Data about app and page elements

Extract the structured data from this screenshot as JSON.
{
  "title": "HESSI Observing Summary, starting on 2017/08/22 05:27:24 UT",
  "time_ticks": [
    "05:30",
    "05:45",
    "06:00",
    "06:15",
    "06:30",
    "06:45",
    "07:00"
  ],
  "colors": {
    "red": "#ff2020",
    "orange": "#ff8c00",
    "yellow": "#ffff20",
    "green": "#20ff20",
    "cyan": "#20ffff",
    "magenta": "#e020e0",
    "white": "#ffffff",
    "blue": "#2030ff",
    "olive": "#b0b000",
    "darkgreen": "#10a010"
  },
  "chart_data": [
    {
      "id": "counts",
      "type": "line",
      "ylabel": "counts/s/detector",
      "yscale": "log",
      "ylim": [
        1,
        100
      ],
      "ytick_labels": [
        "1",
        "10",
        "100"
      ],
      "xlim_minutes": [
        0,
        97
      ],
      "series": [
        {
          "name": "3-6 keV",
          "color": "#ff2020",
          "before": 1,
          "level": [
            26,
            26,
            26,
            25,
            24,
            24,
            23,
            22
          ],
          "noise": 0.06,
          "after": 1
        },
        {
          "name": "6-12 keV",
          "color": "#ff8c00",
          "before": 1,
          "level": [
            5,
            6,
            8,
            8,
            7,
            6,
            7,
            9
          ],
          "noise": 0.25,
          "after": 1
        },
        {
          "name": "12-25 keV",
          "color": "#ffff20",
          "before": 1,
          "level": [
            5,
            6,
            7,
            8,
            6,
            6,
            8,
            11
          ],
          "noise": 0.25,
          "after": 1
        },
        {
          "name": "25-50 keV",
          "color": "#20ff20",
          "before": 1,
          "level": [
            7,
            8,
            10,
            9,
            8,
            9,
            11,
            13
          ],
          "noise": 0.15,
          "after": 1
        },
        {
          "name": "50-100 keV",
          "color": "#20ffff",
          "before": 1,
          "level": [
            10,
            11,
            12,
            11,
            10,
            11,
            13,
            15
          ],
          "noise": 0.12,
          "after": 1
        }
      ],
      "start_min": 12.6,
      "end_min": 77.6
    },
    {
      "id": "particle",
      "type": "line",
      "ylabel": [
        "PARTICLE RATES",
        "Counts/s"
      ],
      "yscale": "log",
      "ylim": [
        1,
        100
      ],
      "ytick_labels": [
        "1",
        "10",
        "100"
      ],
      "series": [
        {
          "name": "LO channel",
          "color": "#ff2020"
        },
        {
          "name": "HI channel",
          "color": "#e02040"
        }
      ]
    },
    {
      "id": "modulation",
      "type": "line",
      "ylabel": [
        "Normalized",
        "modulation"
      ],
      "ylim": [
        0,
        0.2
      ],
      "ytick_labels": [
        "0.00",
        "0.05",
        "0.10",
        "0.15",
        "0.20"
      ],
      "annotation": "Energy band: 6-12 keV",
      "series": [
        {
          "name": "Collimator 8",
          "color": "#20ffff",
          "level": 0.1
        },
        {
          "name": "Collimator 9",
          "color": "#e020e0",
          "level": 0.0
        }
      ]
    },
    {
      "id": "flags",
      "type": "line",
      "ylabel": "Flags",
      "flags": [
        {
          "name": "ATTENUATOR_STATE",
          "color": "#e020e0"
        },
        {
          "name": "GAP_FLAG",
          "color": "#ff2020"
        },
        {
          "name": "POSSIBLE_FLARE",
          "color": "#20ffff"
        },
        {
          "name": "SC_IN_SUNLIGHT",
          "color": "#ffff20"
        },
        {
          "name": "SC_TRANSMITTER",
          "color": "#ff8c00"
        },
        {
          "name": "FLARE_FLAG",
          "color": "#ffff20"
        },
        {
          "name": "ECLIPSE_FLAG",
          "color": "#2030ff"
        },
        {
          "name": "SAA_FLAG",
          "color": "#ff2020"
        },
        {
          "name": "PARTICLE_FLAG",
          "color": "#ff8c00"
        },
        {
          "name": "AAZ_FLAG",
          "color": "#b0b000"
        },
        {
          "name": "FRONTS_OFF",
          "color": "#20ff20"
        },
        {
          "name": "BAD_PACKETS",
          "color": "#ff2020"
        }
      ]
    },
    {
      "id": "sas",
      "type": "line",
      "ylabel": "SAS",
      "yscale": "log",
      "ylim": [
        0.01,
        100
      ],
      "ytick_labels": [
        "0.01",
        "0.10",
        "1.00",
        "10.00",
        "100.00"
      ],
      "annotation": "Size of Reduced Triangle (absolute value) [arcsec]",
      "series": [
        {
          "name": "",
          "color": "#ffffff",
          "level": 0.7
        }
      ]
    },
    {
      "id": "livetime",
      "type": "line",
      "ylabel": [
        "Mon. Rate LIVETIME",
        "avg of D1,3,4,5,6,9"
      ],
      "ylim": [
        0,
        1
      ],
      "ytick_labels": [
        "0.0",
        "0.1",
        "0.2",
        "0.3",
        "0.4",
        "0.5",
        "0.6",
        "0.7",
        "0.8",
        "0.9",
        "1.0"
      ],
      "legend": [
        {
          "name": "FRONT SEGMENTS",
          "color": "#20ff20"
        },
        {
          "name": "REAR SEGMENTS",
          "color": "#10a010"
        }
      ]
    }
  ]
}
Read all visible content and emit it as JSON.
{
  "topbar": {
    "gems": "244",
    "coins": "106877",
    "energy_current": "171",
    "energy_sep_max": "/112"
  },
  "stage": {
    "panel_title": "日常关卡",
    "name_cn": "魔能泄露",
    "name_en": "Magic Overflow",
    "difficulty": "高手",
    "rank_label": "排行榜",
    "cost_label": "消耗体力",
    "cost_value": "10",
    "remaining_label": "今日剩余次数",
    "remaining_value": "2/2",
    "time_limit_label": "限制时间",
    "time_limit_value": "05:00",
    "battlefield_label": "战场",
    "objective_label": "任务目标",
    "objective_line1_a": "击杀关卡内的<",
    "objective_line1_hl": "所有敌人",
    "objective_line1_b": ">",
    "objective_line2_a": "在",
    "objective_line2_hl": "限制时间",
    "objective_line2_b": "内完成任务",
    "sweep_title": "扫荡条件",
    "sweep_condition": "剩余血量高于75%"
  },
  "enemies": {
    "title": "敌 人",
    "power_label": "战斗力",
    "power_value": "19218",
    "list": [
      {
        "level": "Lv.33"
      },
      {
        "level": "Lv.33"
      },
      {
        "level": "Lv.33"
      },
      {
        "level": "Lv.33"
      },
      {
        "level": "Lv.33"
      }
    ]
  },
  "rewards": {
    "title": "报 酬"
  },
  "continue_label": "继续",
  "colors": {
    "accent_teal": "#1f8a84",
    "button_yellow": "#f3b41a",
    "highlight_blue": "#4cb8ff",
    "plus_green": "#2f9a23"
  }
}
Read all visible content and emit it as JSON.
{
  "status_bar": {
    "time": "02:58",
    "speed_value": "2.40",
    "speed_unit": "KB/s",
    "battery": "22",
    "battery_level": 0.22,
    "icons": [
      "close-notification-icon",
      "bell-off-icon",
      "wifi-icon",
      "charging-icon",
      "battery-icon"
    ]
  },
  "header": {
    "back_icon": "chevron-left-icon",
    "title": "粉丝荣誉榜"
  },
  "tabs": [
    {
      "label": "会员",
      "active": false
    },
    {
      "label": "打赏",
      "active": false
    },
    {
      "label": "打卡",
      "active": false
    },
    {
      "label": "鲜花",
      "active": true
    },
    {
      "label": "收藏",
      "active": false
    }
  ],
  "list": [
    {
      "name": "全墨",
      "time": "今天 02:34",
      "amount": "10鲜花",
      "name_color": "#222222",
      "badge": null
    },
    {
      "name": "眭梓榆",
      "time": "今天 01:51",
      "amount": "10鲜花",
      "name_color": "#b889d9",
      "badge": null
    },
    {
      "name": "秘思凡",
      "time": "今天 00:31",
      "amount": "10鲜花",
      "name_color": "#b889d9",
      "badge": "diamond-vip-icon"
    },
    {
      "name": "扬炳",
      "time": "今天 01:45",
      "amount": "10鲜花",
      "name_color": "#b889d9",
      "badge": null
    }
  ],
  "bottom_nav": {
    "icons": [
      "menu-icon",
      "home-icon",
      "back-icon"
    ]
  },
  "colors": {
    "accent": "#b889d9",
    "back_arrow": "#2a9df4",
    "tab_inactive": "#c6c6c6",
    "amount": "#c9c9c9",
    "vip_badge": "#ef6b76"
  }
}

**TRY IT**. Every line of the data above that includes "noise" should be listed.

**RESULT OF THE EXERCISE**.
          "noise": 0.06,
          "noise": 0.25,
          "noise": 0.25,
          "noise": 0.15,
          "noise": 0.12,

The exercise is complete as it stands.